Question: Me and my friend have debated this each time we have watched the movie and I finally decided to ask the question here to see who is right. When they are discussing their plan and saying they need the plane for it, Saito says "I bought the airline... It seemed neater." My interpretation of this is that he bought out all the tickets on that particular flight so the plane would be empty and weed out risk of interruption from other passengers, as doing that made it so there are no other passengers. But my friend thinks he means he bought the entire brand of the airline, so that he now owns the company that has that plane. Like buying out SouthWest Airlines as a company or something. So who is right? What did Saito mean? Did he buy out all the tickets for that flight, or did he buy the whole airline company?
Question: What is the hotel used in dream level two?
Question: In the beginning of the movie, we see Cobb and Arthur get mad at their first architect for not knowing about the wool rug in Saito's "love nest." But further on when Ariadne joins up and they are hiding from the commandos from Fischer's subconscious, no one blames her for not knowing about them beforehand. Since the architect is supposed to know everything about the level she/he built, so why do they blame Nash?
Question: I mostly understand the nature of the "kicks", but one thing I don't understand is what the kick was that woke the characters up from the 1st dream layer, the one with the van falling off the bridge. Falling off the skyscraper woke Ariadne up in the snow fortress layer, the fortress collapsing woke them up in the hotel layer, and the elevator crashing woke them up in the van layer. What woke the characters up, all at the same time, in the van layer?
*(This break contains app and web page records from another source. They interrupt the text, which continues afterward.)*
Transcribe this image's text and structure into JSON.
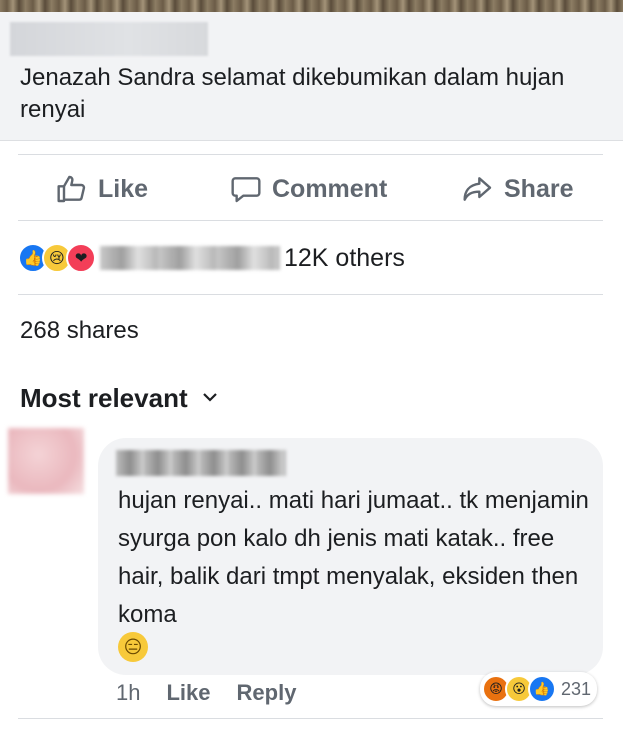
{
  "post": {
    "headline": "Jenazah Sandra selamat dikebumikan dalam hujan renyai"
  },
  "actions": {
    "like_label": "Like",
    "comment_label": "Comment",
    "share_label": "Share"
  },
  "reactions": {
    "icons": [
      "like-icon",
      "sad-icon",
      "love-icon"
    ],
    "others_label": "12K others"
  },
  "shares_label": "268 shares",
  "sort_filter": {
    "label": "Most relevant",
    "icon": "chevron-down-icon"
  },
  "comment": {
    "text": "hujan renyai.. mati hari jumaat.. tk menjamin syurga pon kalo dh jenis mati katak.. free hair, balik dari tmpt menyalak, eksiden then koma",
    "emoji": "😑",
    "time": "1h",
    "like_label": "Like",
    "reply_label": "Reply",
    "reaction_icons": [
      "angry-icon",
      "wow-icon",
      "like-icon"
    ],
    "reaction_count": "231"
  },
  "colors": {
    "accent": "#1877f2",
    "text": "#1c1e21",
    "secondary_text": "#606770",
    "bubble_bg": "#f2f3f5"
  }
}
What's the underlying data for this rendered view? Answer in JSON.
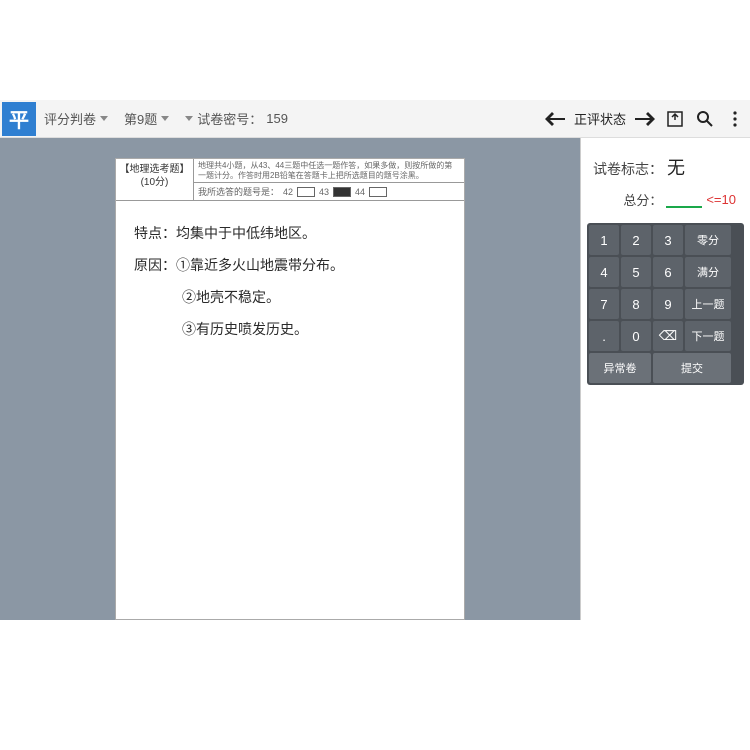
{
  "topbar": {
    "logo": "平",
    "grading_label": "评分判卷",
    "question_label": "第9题",
    "paper_code_label": "试卷密号：",
    "paper_code_value": "159",
    "status_label": "正评状态"
  },
  "paper": {
    "subject_title": "【地理选考题】",
    "subject_points": "(10分)",
    "instruction_blur": "地理共4小题，从43、44三题中任选一题作答，如果多做，则按所做的第一题计分。作答时用2B铅笔在答题卡上把所选题目的题号涂黑。",
    "answer_label": "我所选答的题号是：",
    "opts": [
      "42",
      "43",
      "44"
    ],
    "filled_index": 1,
    "handwriting": {
      "line1": "特点：均集中于中低纬地区。",
      "line2": "原因：①靠近多火山地震带分布。",
      "line3": "②地壳不稳定。",
      "line4": "③有历史喷发历史。"
    }
  },
  "side": {
    "mark_label": "试卷标志：",
    "mark_value": "无",
    "score_label": "总分：",
    "score_value": "",
    "score_limit": "<=10"
  },
  "keypad": {
    "keys": [
      [
        "1",
        "2",
        "3",
        "零分"
      ],
      [
        "4",
        "5",
        "6",
        "满分"
      ],
      [
        "7",
        "8",
        "9",
        "上一题"
      ],
      [
        ".",
        "0",
        "⌫",
        "下一题"
      ]
    ],
    "bottom": [
      "异常卷",
      "提交"
    ]
  }
}
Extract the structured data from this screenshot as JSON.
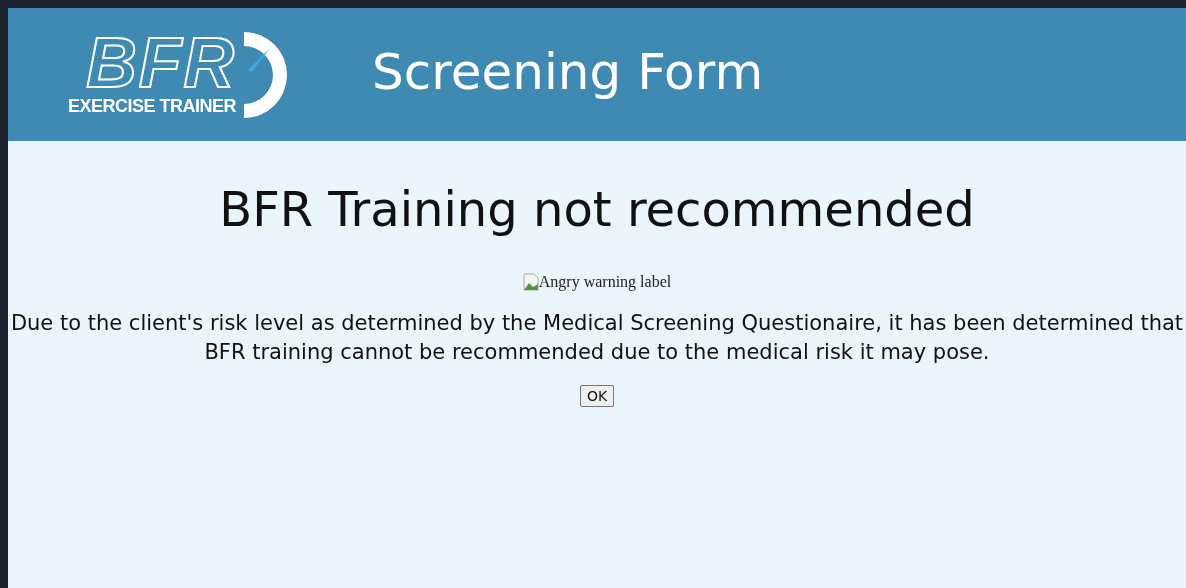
{
  "header": {
    "logo": {
      "wordmark": "BFR",
      "tagline": "EXERCISE TRAINER"
    },
    "title": "Screening Form"
  },
  "content": {
    "heading": "BFR Training not recommended",
    "image_alt": "Angry warning label",
    "message": "Due to the client's risk level as determined by the Medical Screening Questionaire, it has been determined that BFR training cannot be recommended due to the medical risk it may pose.",
    "button": "OK"
  }
}
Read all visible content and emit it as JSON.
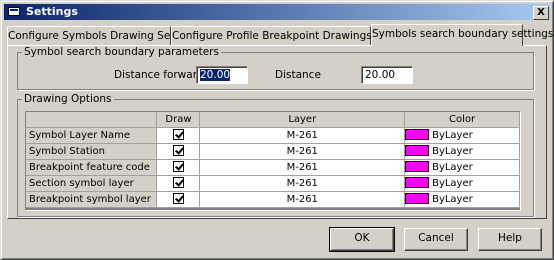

Question: Fischer has been trained to resist dream invasions, which means he is aware that this technology exists and has had experience using it. Why, then, when he wakes up on the plane, does he not remember everything as having actually happened for all intents and purposes in the same way the team does? Why does he simply look as though he's just woken up from a very strange dream when he really ought to know full well that it was not "just a dream"?
Question: Does anyone understand how the function of the architect works? As told in the movie, the architect creates the world of the dream, and then the subject is brought into that dream and fills it with their subconscious. So doesn't that mean the architect must be the main dreamer, with the subject and others acting as the participants of that dream so that the architect can set the infrastructure for the subject to populate? Otherwise, the story would need to explain how the architect has the power to override the dreamer's dream framework.
Question: Towards the end of the movie my husband thinks he saw braces or at least a retainer wire on the girl who plays the architect. Has this been seen by anyone?
Question: Seems like a petty, trivial question, but it has been bugging me. Throughout the film, events that are taking place on one level have a profound impact on the the level below. One example is the scene with Arthur fighting the with the 'bad guys' while floating without gravitational pull. This is a result of the van being in mid air in the 1st level. How come Nolan chose this approach? It's like saying that if we sleep during a flight, we will definitely dream that we are in the air. Or if we get slapped while dreaming, we will be tossed aside aggressively. We all know that is not the case. There isn't such a direct connection between what happens in reality and what happens in a dream. Seems to me that Nolan traded the integrity of the whole dream eco system for some stunning visuals. Or am I very wrong?
Question: I've got two questions. 1. I still can't understand how the kick works. When the van was falling, why they didn't wake up from the hotel? When they fall they should wake up from the dream. 2. Why the loss of the gravity didn't affect the 3rd level, if the other factors, such as the music or kicks actually affect it?
Question: Near the end of the movie, when Cobb is home, he gives his totem a spin and it shortly starts to decay in its spin. Then as the movie ends it pans to his totem still spinning smoothly but then it starts to wobble again. So, what are we suppose to conclude? Is it left intentionally ambiguous?